TASK OBJECTIVE: Compute how many lines in the entries below contain "Send", and output nothing but the number.

____________

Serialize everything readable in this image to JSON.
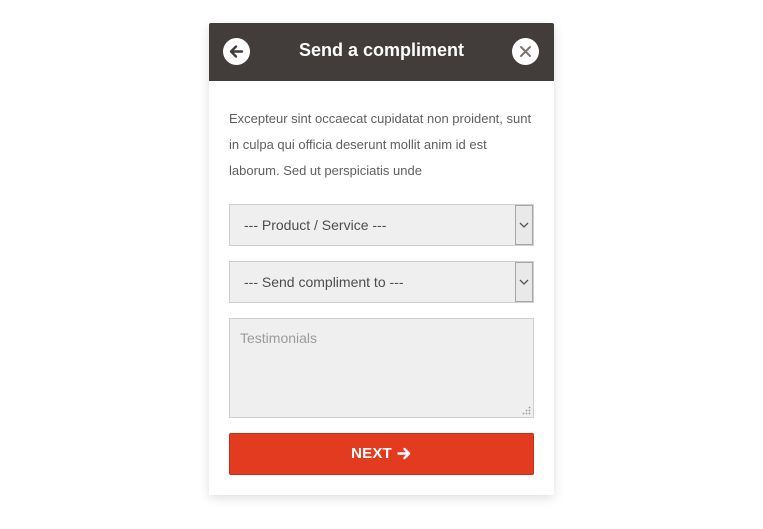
{
  "header": {
    "title": "Send a compliment",
    "back_icon": "arrow-left-icon",
    "close_icon": "close-icon"
  },
  "description": "Excepteur sint occaecat cupidatat non proident, sunt in culpa qui officia deserunt mollit anim id est laborum. Sed ut perspiciatis unde",
  "form": {
    "product_select": {
      "value": "--- Product / Service ---"
    },
    "recipient_select": {
      "value": "--- Send compliment to ---"
    },
    "testimonials": {
      "placeholder": "Testimonials",
      "value": ""
    },
    "next_button": {
      "label": "NEXT",
      "icon": "arrow-right-icon"
    }
  },
  "colors": {
    "header_bg": "#423c3a",
    "accent": "#e33b1f",
    "field_bg": "#efefef"
  }
}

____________

EXERCISE RESPONSE: 2